Symptoms of Klumpke’s Palsy

Symptoms of Klumpke's PalsyThe expression “a difficult delivery” is one that most mothers dread. It can mean a very long labor or it can mean that the baby is somehow in a position that makes vaginal delivery uncomfortable or even risky. Sometimes, this scenario can be alleviated through surgical methods or through the use of birth assistance devices like forceps or vacuum extraction equipment.

However, it cannot be ignored that a difficult delivery may lead to the development of some unexpected conditions. One that is common to difficult birthing processes is Klumpke’s palsy. This is something that occurs frequently with large babies and very small mothers, or when the baby’s body is in an unusual position (breech, face down, exiting with one shoulder wedged against the pelvic or pubic bones, one arm over the head, and so on).

What is Klumpke’s palsy?

It is a form of nerve damage. It strikes the brachial plexus nerves, of which there are five. This network helps to operate the hands, wrist flexors, forearms, and armpits. During a difficult delivery, the area in which the brachial plexus nerves are found may be unduly strained or compressed. This can cause anything from an overextension to a full avulsion (severing) of the nerves.

When this happens, a baby may be born with what appears to be paralysis or even claw-like hands. These signs would all be caused by whatever damage or harm has come to the nerves.

Recognizing Klempke’s Palsy

Sadly, there are several types of palsy that can appear similar to Klempke’s palsy, and all can happen during childbirth. To identify Klempke’s palsy, the following symptoms would be sought:

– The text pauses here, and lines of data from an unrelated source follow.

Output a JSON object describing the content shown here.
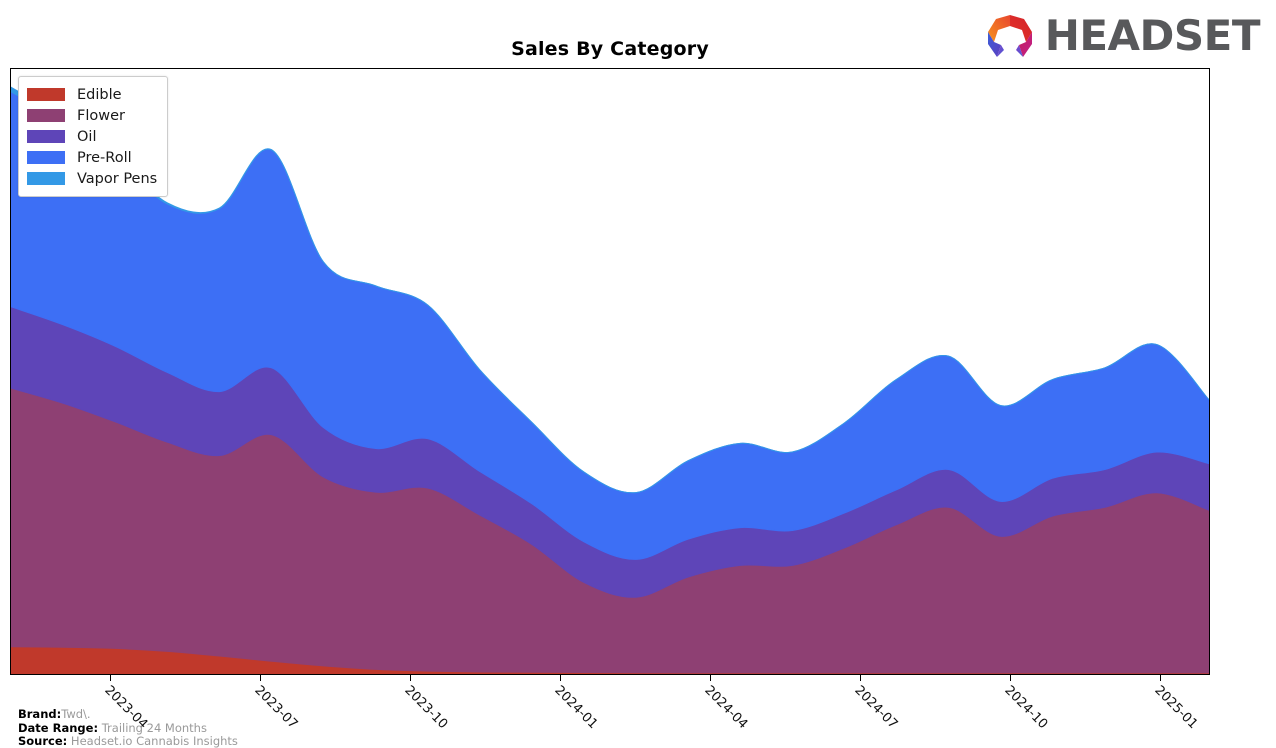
{
  "header": {
    "title": "Sales By Category",
    "logo_text": "HEADSET",
    "logo_mark_name": "headset-hexagon-logo"
  },
  "legend": {
    "position": "top-left",
    "items": [
      {
        "label": "Edible",
        "color": "#C0392B"
      },
      {
        "label": "Flower",
        "color": "#8E4073"
      },
      {
        "label": "Oil",
        "color": "#5E45B8"
      },
      {
        "label": "Pre-Roll",
        "color": "#3D6FF5"
      },
      {
        "label": "Vapor Pens",
        "color": "#3399E6"
      }
    ]
  },
  "footer": {
    "brand_key": "Brand:",
    "brand_value": "Twd\\.",
    "date_range_key": "Date Range:",
    "date_range_value": "Trailing 24 Months",
    "source_key": "Source:",
    "source_value": "Headset.io Cannabis Insights"
  },
  "chart_data": {
    "type": "area",
    "title": "Sales By Category",
    "xlabel": "",
    "ylabel": "",
    "stacked": true,
    "smoothing": "spline",
    "grid": false,
    "legend_position": "top-left",
    "axis": {
      "x_tick_labels": [
        "2023-04",
        "2023-07",
        "2023-10",
        "2024-01",
        "2024-04",
        "2024-07",
        "2024-10",
        "2025-01"
      ],
      "x_tick_positions": [
        0.0833,
        0.2083,
        0.3333,
        0.4583,
        0.5833,
        0.7083,
        0.8333,
        0.9583
      ],
      "y_axis_visible": false,
      "ylim": [
        0,
        100
      ]
    },
    "x": [
      "2023-02",
      "2023-03",
      "2023-04",
      "2023-05",
      "2023-06",
      "2023-07",
      "2023-08",
      "2023-09",
      "2023-10",
      "2023-11",
      "2023-12",
      "2024-01",
      "2024-02",
      "2024-03",
      "2024-04",
      "2024-05",
      "2024-06",
      "2024-07",
      "2024-08",
      "2024-09",
      "2024-10",
      "2024-11",
      "2024-12",
      "2025-01"
    ],
    "series": [
      {
        "name": "Edible",
        "color": "#C0392B",
        "values": [
          4.7,
          4.6,
          4.4,
          3.9,
          3.1,
          2.2,
          1.4,
          0.8,
          0.5,
          0.35,
          0.3,
          0.25,
          0.22,
          0.2,
          0.2,
          0.2,
          0.2,
          0.2,
          0.2,
          0.2,
          0.2,
          0.2,
          0.2,
          0.2
        ]
      },
      {
        "name": "Flower",
        "color": "#8E4073",
        "values": [
          44.5,
          42.0,
          39.0,
          36.0,
          34.5,
          39.0,
          32.5,
          30.5,
          31.5,
          27.0,
          22.0,
          15.5,
          13.0,
          16.5,
          18.5,
          18.5,
          21.5,
          25.5,
          28.5,
          23.5,
          27.0,
          28.5,
          31.0,
          28.0
        ]
      },
      {
        "name": "Oil",
        "color": "#5E45B8",
        "values": [
          14.0,
          13.5,
          13.0,
          12.0,
          11.0,
          11.5,
          8.5,
          7.5,
          8.5,
          7.5,
          7.0,
          7.0,
          6.5,
          6.5,
          6.5,
          6.0,
          6.0,
          6.0,
          6.5,
          6.0,
          6.5,
          6.5,
          7.0,
          8.0
        ]
      },
      {
        "name": "Pre-Roll",
        "color": "#3D6FF5",
        "values": [
          37.0,
          35.0,
          32.5,
          29.0,
          31.5,
          37.5,
          28.5,
          28.0,
          23.0,
          17.5,
          14.0,
          12.0,
          11.5,
          13.5,
          14.5,
          13.5,
          15.5,
          19.0,
          19.5,
          16.5,
          17.0,
          17.5,
          18.5,
          11.0
        ]
      },
      {
        "name": "Vapor Pens",
        "color": "#3399E6",
        "values": [
          0.8,
          0.6,
          0.4,
          0.2,
          0.1,
          0.05,
          0.0,
          0.0,
          0.0,
          0.0,
          0.0,
          0.0,
          0.0,
          0.0,
          0.0,
          0.0,
          0.0,
          0.0,
          0.0,
          0.0,
          0.0,
          0.0,
          0.0,
          0.0
        ]
      }
    ]
  }
}
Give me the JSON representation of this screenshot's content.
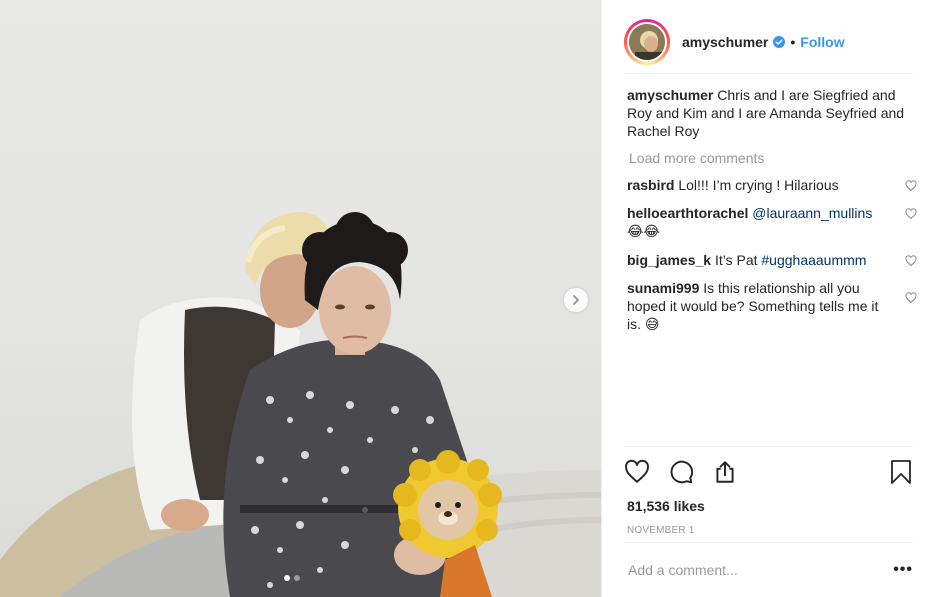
{
  "post": {
    "username": "amyschumer",
    "follow_label": "Follow",
    "bullet": "•",
    "caption_user": "amyschumer",
    "caption_text": "Chris and I are Siegfried and Roy and Kim and I are Amanda Seyfried and Rachel Roy",
    "load_more": "Load more comments",
    "comments": [
      {
        "user": "rasbird",
        "text": "Lol!!! I’m crying ! Hilarious"
      },
      {
        "user": "helloearthtorachel",
        "mention": "@lauraann_mullins",
        "emoji": "😂😂"
      },
      {
        "user": "big_james_k",
        "text": "It’s Pat",
        "hashtag": "#ugghaaaummm"
      },
      {
        "user": "sunami999",
        "text": "Is this relationship all you hoped it would be? Something tells me it is.",
        "emoji": "😅"
      }
    ],
    "likes": "81,536 likes",
    "date": "NOVEMBER 1",
    "add_comment_placeholder": "Add a comment...",
    "more_label": "•••"
  },
  "icons": {
    "verified": "verified-badge-icon",
    "like": "heart-icon",
    "comment": "comment-bubble-icon",
    "share": "share-upload-icon",
    "save": "bookmark-icon",
    "next": "chevron-right-icon"
  },
  "colors": {
    "link": "#3897f0",
    "mention": "#003569",
    "muted": "#999999",
    "text": "#262626"
  }
}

  • Asymmetrical problems (one sided)
  • Hands held in a claw-like pose (often unable to move)
  • Limp or seemingly paralyzed arms
  • Lack of sensation in the arms and hands
  • Lack of moro reflex
  • Arm bent at the elbow and held against the body
  • Lack of grip on the side affected

A baby exhibiting such symptoms, and perhaps indicating pain through excessive crying, would be evaluated for this condition.

Treating the Symptoms

Interestingly enough, because Klempke’s palsy can resolve itself if the nerve damage is not severe, physicians will use a period of watchful waiting to see whether progress is made during the first few weeks of life. If there is not adequate improvement or any at all, there will be surgical procedures done to repair the damaged nerves.

Additionally, any infant identified by the symptoms of Klempke’s palsy will also undergo physical therapy as well. This is to guarantee that no muscular atrophy occurs, that development is not interrupted, and that adequate blood flow reaches the healing nerves. The prognosis for patients is positive with a ninety to one hundred percent success rate in most cases.

Knowing What to Do

Keep in mind that modern delivery techniques should eliminate the risks of this condition for most babies. Monitoring throughout a pregnancy, which uses imaging techniques that show the baby’s size and position, can easily reveal when an infant may be at risk for this condition.

If it is clear that the baby’s position is abnormal and risky, a cesarean section can be ordered to prevent such harm. The use of birth assistance devices is never a preferable solution because they may be the direct cause of the injury.

If you were told that you might have a difficult delivery and yet no alternatives were offered, your child might have been wrongly put at risk for Klempke’s palsy. If this did occur and your child has to undergo a treatment or surgery for the condition, it might be due to medical malpractice. Talk to a birth injury lawyer about your case to determine if you must take further steps for compensation or damages.